It is recommended that the assessment results be shared with your child’s educational team for the carryover of recommendations geared at increasing access to learning. The recommendations are based on baseline findings and are meant to be incorporated into the student’s educational programming and modified over time as it relates to the student’s needs. The assessment is meant to deepen and broaden understanding of the child’s access needs essential for learning access. In some situations, it can broaden the team’s understanding of CVI. 


Frequently asked questions

How Perkins can help?

Perkins is proud of our reputation as an educational leader of the visually impaired. We’re also proud of our proven track record of providing thorough, effective evaluation services for more than 30 years, which includes:

  • A team of experts in visual impairment who work daily with children like yours
  • Timely, objective and comprehensive evaluations
  • Thorough, customized reports with specific recommendations
  • Follow-up consulting and progress monitoring

Formally evaluating a child’s strengths and needs allows teachers and parents to develop individualized education programs that provide the best learning experiences for each student. Our experts can assess a specific area of development, such as cognition, communication, motor or vision-related compensatory skills, or provide a comprehensive evaluation in several areas. This approach allows evaluations to be customized.

If you are not sure which form is appropriate or if you would like to have a Cortical/Cerebral Visual Impairment (CVI) Educational Assessment in addition to another evaluation, please contact us for more information.

The evaluation takes one to two days to complete on the Perkins campus.

We use a team approach, which includes teachers and related service professionals who work directly with the students enrolled in one of our on-campus programs.

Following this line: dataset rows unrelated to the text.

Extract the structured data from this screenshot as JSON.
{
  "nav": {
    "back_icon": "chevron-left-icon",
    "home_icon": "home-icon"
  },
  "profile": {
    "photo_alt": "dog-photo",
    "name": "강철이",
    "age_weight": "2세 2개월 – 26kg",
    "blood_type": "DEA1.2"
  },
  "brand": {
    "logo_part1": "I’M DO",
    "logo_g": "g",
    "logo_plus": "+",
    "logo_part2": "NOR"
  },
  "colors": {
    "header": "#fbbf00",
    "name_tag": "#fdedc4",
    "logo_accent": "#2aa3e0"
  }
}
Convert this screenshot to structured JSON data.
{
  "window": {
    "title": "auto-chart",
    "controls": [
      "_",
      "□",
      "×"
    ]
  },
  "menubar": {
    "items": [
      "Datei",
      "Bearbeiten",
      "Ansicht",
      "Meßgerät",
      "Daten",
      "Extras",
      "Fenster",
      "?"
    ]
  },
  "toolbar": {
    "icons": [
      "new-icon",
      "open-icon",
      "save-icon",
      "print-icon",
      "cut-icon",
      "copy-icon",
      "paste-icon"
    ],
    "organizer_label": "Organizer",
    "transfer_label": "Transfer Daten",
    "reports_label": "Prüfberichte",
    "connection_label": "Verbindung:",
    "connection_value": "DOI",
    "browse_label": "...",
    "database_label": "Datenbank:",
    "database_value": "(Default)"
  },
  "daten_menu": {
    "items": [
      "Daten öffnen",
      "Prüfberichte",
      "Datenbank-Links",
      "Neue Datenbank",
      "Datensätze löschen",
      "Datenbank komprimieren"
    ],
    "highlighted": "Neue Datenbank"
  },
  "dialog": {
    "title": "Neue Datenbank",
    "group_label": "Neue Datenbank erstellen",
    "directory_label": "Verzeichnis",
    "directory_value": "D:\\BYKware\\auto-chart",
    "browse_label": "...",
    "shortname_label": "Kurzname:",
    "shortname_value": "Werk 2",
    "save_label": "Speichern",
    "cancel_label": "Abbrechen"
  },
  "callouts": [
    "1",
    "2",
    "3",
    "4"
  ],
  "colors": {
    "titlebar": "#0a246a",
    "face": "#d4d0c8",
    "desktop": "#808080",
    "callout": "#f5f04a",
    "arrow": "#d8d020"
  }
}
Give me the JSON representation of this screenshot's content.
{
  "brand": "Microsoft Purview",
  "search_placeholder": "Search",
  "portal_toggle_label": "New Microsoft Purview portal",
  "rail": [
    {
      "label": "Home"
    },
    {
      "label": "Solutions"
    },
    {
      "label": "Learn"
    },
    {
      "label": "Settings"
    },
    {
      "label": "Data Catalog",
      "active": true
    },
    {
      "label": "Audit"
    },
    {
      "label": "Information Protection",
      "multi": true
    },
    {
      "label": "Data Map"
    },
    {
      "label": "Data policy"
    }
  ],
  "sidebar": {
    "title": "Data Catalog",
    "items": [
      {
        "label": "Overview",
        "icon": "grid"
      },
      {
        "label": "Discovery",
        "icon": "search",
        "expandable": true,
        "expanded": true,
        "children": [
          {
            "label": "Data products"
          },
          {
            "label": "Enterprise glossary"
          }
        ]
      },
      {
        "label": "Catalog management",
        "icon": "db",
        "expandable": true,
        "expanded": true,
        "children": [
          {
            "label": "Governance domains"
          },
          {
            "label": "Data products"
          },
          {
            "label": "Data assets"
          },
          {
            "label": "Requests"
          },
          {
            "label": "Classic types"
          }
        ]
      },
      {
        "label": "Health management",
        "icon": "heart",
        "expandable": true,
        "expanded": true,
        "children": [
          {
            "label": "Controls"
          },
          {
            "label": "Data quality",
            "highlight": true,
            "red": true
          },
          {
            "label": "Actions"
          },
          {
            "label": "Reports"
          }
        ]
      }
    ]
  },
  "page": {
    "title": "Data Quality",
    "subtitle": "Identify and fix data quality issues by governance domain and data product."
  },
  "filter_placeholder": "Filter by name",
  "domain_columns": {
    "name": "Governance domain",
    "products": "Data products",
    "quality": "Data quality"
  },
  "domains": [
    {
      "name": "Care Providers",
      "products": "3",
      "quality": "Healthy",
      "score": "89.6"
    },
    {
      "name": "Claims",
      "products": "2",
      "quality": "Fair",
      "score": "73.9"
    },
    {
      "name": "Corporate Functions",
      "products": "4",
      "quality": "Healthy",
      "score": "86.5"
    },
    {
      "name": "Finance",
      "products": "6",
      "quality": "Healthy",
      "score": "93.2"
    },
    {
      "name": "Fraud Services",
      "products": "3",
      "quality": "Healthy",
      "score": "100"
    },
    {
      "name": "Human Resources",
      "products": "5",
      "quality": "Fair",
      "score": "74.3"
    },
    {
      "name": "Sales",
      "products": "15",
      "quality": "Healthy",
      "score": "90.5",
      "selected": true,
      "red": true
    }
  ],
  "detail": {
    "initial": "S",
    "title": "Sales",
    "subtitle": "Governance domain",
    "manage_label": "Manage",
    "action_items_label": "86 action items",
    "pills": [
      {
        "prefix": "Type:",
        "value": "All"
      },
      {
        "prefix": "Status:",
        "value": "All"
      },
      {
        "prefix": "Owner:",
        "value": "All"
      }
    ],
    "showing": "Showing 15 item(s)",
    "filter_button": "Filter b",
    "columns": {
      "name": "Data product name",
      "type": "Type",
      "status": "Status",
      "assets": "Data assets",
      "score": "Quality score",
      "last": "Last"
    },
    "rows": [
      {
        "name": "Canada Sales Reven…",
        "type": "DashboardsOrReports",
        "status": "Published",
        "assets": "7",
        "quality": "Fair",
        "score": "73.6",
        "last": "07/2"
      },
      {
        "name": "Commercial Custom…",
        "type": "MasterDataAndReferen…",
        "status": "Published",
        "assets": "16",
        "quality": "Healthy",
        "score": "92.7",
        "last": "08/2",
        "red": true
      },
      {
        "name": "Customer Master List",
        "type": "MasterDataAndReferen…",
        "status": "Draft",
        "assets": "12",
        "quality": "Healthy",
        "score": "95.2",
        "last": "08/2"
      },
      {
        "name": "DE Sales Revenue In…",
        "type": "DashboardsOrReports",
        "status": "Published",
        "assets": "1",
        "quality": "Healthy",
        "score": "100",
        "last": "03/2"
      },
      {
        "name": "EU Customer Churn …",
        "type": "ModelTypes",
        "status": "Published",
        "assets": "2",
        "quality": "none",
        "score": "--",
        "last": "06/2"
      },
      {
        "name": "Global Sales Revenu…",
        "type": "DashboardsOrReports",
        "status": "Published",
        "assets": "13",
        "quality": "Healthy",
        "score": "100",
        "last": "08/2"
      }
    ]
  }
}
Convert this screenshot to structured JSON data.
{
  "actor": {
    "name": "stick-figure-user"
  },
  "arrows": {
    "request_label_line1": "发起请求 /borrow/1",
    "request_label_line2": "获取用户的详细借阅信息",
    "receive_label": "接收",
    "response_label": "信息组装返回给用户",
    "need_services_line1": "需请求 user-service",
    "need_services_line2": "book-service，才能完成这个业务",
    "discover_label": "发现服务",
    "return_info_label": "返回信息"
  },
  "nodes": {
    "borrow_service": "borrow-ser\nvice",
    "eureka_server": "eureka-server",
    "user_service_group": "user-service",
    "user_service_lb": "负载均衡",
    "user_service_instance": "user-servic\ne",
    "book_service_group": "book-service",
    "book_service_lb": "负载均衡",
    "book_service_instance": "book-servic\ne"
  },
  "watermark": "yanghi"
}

Our evaluation teams have unparalleled knowledge of and experience with students who are blind, visually impaired or deafblind, including those with additional disabilities.

After the evaluation is completed, Perkins will provide a comprehensive evaluation report with recommendations for the student’s educational program and community environment.

Perkins’ assessment areas include:

  • Educational skills
  • Psychological assessments
  • Speech and language, communication
  • Occupational therapy
  • Physical therapy
  • Orientation and mobility
  • Functional low vision
  • Expanded Core Curriculum areas and more

No. All children and young adults, ages 3-21, who are blind, visually impaired or deafblind, including those with additional disabilities, are eligible for evaluation services at Perkins.

As the parent of a son or daughter with special needs, you have the right to an independent educational evaluation for your child, as allowed under the federal special education law Individuals with Disabilities Education Act (IDEA). You can read detailed descriptions of your parental rights in “A Parent’s Guide to Special Education,” a free online publication produced by the Massachusetts Department of Education and The Federation for Children with Special Needs. If you reside outside of Massachusetts, the Center for Parent Information and Resources has a helpful guide. In addition, our staff will be happy to answer any questions or concerns you may have about your parental safeguards.

Yes! We offer independent post-evaluation consulting to provide additional input and strategies for your child. This service is designed to help you clearly understand your child’s strengths and challenges, customize strategies and techniques for further success and analyze areas of concern to develop additional intervention and progress monitoring.

Our experts are here to help.

Have questions about independent evaluations from Perkins? We’re available to help you find the answers you need.